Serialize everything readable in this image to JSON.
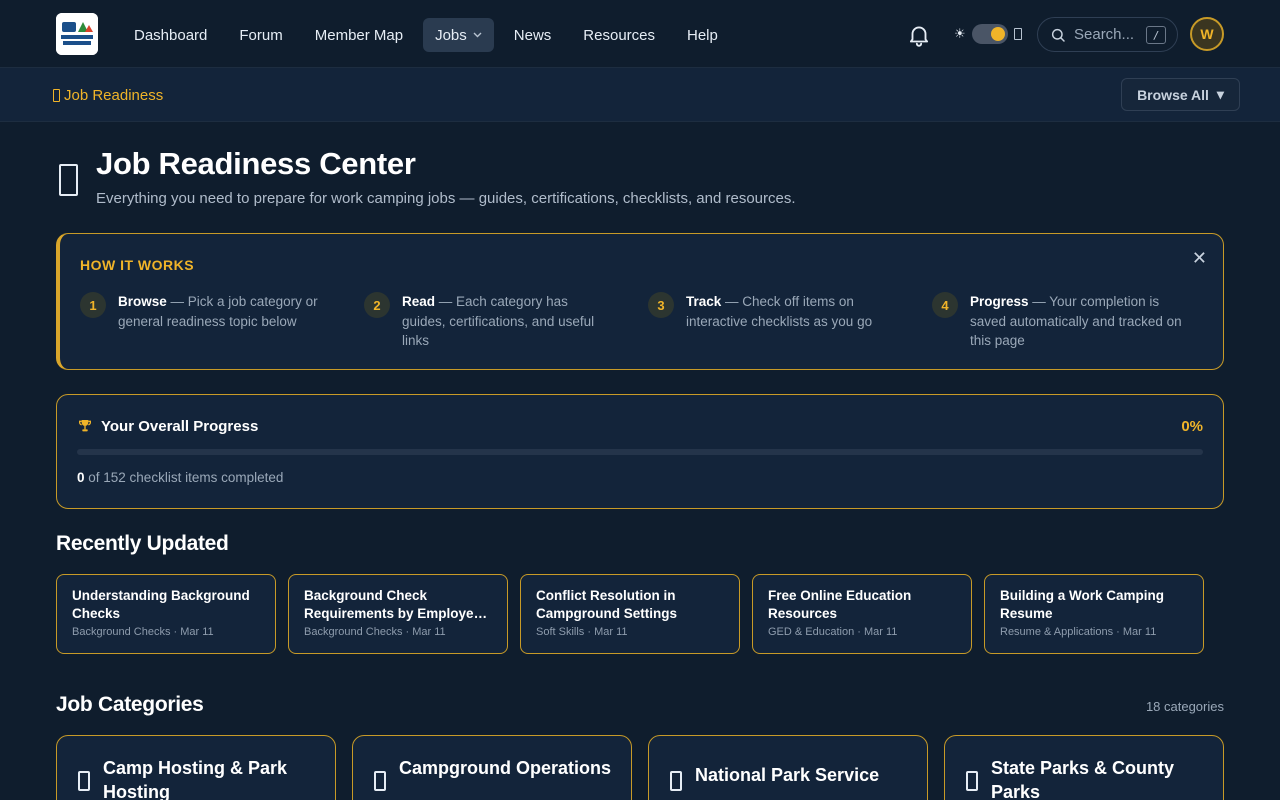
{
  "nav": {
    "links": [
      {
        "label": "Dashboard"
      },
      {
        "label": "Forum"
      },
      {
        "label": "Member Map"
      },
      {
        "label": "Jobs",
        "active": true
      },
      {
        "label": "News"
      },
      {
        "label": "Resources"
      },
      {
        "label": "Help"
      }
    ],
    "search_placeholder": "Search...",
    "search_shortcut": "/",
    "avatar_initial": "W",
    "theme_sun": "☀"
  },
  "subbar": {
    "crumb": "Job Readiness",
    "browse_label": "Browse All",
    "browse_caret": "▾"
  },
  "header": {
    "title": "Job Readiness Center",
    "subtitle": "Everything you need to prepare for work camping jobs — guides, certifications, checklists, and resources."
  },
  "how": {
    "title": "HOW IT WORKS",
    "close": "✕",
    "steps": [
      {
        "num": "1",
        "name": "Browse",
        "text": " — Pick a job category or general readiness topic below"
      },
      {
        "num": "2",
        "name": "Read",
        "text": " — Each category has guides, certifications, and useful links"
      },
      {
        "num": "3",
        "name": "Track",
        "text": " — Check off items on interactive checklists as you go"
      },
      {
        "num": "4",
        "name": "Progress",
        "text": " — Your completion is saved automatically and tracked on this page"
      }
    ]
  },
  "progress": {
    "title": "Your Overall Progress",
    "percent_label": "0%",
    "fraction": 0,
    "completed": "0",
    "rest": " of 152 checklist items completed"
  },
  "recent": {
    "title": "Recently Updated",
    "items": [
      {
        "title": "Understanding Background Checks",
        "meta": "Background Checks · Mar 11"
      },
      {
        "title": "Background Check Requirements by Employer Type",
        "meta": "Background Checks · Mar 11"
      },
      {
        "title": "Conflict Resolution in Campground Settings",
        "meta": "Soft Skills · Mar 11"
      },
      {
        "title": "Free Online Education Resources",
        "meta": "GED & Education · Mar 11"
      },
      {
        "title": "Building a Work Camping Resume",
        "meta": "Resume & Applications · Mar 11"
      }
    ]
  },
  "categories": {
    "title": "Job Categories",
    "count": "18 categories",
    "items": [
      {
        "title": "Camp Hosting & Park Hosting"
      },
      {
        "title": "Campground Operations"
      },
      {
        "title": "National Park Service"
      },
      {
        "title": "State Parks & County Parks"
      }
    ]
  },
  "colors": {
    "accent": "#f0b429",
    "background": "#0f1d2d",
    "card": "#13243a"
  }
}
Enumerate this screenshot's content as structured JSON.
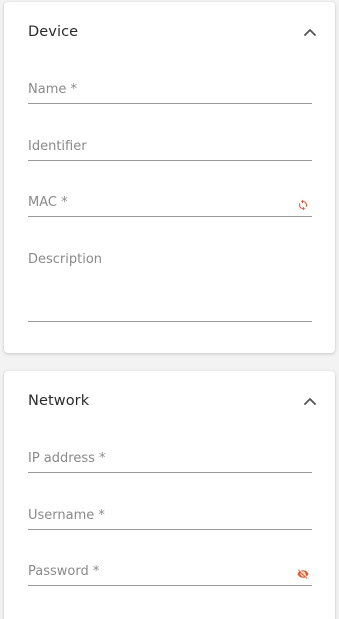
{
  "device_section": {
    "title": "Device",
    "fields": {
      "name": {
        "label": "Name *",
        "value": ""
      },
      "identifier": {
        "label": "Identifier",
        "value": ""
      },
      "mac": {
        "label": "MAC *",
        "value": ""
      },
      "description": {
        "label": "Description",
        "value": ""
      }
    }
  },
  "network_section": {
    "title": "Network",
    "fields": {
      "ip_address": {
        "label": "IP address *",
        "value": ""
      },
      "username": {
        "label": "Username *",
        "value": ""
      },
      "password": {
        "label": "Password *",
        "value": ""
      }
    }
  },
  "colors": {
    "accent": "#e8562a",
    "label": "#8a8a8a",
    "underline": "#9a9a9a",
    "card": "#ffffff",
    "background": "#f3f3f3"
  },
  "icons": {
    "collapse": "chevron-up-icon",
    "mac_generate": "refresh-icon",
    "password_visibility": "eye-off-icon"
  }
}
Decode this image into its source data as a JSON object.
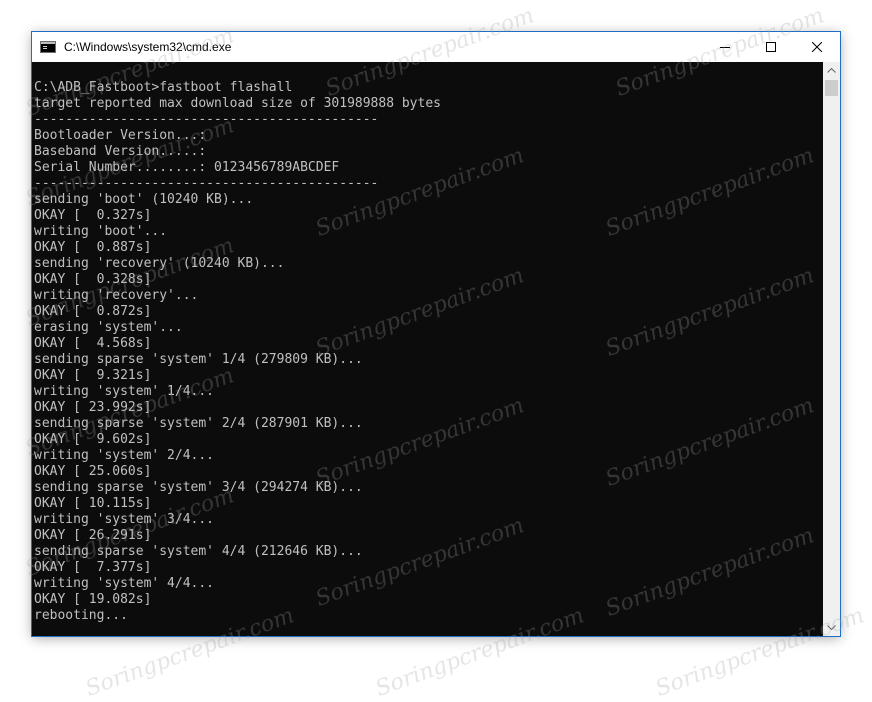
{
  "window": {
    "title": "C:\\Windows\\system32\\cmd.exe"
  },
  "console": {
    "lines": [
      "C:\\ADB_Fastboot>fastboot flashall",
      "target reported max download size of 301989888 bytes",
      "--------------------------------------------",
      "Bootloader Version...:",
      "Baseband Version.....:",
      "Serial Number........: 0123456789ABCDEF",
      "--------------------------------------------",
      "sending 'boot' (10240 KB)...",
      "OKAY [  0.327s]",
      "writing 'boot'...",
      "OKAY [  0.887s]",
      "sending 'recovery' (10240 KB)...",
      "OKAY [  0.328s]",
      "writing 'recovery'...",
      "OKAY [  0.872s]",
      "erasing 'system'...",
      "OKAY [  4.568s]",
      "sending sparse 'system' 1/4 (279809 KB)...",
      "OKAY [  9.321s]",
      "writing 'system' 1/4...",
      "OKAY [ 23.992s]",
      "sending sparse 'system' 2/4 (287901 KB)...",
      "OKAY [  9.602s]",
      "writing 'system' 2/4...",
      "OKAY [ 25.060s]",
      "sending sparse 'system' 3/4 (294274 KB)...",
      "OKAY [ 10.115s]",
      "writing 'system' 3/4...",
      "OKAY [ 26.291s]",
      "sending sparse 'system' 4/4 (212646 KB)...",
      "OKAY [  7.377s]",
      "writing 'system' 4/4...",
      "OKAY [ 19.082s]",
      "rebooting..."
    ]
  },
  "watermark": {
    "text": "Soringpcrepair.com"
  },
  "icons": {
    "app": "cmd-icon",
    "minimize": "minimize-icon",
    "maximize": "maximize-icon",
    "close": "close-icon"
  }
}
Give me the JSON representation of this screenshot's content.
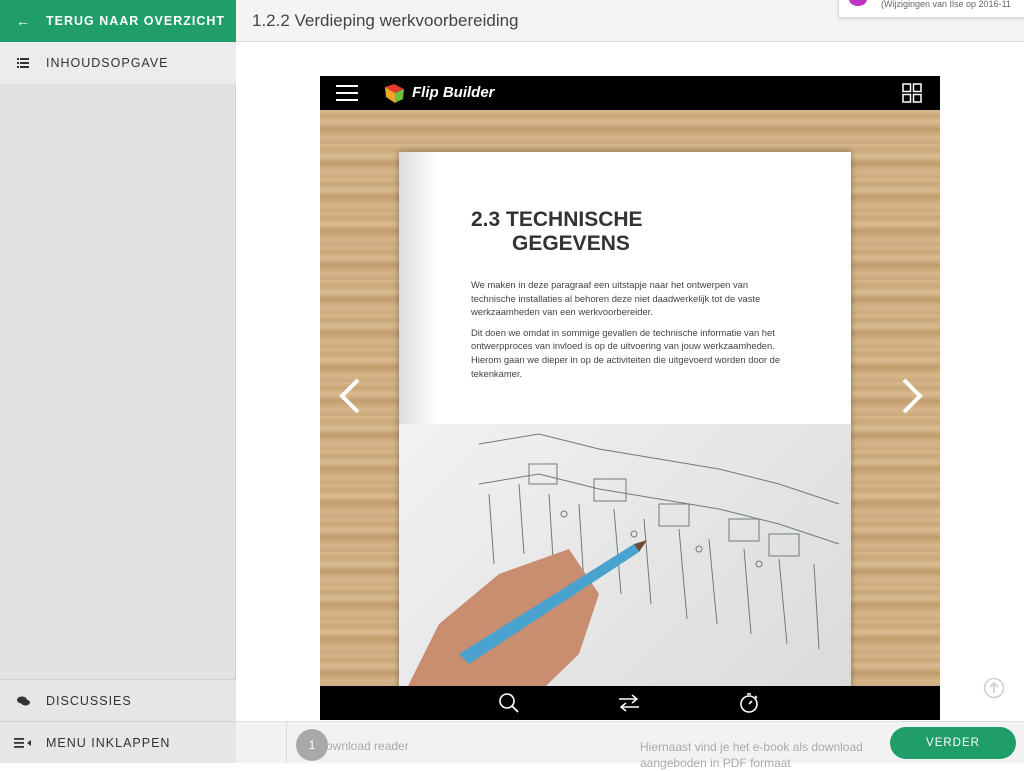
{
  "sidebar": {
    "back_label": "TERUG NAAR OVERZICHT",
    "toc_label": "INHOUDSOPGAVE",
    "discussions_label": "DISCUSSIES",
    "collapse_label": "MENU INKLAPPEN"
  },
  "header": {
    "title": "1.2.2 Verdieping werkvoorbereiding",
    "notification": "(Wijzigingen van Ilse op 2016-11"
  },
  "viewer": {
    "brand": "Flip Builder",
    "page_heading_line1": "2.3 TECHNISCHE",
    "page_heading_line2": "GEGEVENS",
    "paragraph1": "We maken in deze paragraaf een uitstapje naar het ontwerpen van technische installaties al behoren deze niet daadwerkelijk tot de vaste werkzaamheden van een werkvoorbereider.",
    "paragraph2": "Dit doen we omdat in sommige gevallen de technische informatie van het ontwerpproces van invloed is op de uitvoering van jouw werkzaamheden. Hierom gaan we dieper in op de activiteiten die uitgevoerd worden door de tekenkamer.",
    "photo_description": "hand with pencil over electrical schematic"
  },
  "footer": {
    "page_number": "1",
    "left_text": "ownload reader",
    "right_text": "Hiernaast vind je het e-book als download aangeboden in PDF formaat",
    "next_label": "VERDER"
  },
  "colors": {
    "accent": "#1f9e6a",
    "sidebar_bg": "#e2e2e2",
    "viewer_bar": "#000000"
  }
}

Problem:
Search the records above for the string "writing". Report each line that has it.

Solution to the exercise:
      "writing 'boot'...",
      "writing 'recovery'...",
      "writing 'system' 1/4...",
      "writing 'system' 2/4...",
      "writing 'system' 3/4...",
      "writing 'system' 4/4...",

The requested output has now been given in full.